Exercise: Your answer must be every line of the data that contains "JSON".

[Input material Boundary: Start]

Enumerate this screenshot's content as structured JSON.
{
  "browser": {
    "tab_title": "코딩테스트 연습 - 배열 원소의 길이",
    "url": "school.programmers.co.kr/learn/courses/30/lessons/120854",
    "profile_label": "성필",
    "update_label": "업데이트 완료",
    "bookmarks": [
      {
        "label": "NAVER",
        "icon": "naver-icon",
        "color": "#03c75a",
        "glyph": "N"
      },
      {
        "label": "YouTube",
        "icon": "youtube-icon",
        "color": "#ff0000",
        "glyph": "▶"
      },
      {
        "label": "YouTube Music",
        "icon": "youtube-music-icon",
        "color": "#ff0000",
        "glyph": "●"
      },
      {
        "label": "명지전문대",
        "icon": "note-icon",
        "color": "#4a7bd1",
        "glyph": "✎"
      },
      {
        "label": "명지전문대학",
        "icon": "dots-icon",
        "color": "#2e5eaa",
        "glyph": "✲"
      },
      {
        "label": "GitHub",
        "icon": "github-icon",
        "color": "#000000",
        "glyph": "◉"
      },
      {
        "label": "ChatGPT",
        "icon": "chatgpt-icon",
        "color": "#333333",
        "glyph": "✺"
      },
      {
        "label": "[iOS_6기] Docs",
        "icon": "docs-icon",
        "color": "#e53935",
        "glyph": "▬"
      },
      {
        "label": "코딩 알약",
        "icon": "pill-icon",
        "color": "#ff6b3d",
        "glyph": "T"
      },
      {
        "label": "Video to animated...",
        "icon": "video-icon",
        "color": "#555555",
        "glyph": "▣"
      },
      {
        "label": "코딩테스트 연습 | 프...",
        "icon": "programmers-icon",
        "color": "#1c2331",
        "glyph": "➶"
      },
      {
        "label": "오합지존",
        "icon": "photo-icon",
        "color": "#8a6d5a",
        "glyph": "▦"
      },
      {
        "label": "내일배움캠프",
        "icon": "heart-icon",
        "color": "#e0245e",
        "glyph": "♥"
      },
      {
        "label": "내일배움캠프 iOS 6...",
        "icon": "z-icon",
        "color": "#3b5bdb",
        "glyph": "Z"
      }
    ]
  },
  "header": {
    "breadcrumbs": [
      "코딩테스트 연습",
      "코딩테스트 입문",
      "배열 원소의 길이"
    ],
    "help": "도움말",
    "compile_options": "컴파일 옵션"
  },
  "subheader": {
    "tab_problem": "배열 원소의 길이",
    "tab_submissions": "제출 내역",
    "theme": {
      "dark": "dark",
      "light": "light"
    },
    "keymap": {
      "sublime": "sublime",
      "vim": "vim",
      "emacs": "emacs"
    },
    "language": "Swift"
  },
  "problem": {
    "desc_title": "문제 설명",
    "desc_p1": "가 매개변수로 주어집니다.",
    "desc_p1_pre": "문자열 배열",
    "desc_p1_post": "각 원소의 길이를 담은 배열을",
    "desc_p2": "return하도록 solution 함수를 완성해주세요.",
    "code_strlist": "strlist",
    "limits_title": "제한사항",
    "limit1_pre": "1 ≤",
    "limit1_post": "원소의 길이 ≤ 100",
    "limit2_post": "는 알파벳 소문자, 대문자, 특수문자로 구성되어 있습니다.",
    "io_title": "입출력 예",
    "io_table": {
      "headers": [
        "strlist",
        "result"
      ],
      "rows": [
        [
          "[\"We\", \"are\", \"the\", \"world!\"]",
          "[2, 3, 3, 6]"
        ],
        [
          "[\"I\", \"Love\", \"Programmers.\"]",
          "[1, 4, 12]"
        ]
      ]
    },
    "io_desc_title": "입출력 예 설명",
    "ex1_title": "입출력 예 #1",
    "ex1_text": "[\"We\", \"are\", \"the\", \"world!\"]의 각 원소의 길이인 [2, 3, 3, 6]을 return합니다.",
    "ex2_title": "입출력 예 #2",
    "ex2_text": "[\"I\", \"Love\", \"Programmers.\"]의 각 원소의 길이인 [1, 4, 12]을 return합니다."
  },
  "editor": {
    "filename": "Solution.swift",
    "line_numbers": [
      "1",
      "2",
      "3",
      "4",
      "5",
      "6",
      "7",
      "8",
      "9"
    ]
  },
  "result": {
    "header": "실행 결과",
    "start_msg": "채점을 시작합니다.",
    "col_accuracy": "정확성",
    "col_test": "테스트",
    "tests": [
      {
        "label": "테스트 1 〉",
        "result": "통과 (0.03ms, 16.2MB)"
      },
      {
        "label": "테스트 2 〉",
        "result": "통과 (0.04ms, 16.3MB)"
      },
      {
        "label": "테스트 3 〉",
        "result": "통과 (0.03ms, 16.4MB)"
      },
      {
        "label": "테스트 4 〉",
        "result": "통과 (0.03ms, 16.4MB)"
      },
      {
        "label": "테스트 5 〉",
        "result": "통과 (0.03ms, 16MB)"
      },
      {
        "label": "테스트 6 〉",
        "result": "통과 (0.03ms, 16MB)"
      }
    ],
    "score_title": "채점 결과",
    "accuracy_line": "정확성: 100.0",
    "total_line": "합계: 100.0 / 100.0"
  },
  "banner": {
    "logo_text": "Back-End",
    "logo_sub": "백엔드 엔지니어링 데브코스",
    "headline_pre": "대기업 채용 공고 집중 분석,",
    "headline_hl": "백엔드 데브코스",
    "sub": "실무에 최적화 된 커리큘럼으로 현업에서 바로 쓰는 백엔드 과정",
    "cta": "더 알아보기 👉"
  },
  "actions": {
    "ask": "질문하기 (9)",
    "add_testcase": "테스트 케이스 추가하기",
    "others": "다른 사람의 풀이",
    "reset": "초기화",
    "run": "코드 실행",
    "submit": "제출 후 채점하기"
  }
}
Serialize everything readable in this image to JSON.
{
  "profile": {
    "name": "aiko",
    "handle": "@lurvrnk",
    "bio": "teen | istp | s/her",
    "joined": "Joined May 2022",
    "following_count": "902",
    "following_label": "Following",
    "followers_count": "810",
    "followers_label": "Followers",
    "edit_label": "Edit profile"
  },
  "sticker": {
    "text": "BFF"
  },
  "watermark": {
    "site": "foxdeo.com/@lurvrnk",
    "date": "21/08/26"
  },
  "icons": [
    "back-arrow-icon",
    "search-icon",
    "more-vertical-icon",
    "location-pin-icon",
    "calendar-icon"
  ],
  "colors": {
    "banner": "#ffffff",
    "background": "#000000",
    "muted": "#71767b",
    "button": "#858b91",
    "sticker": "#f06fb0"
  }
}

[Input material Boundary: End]

Solution to the problem:
Enumerate this screenshot's content as structured JSON.
Serialize everything readable in this image to JSON.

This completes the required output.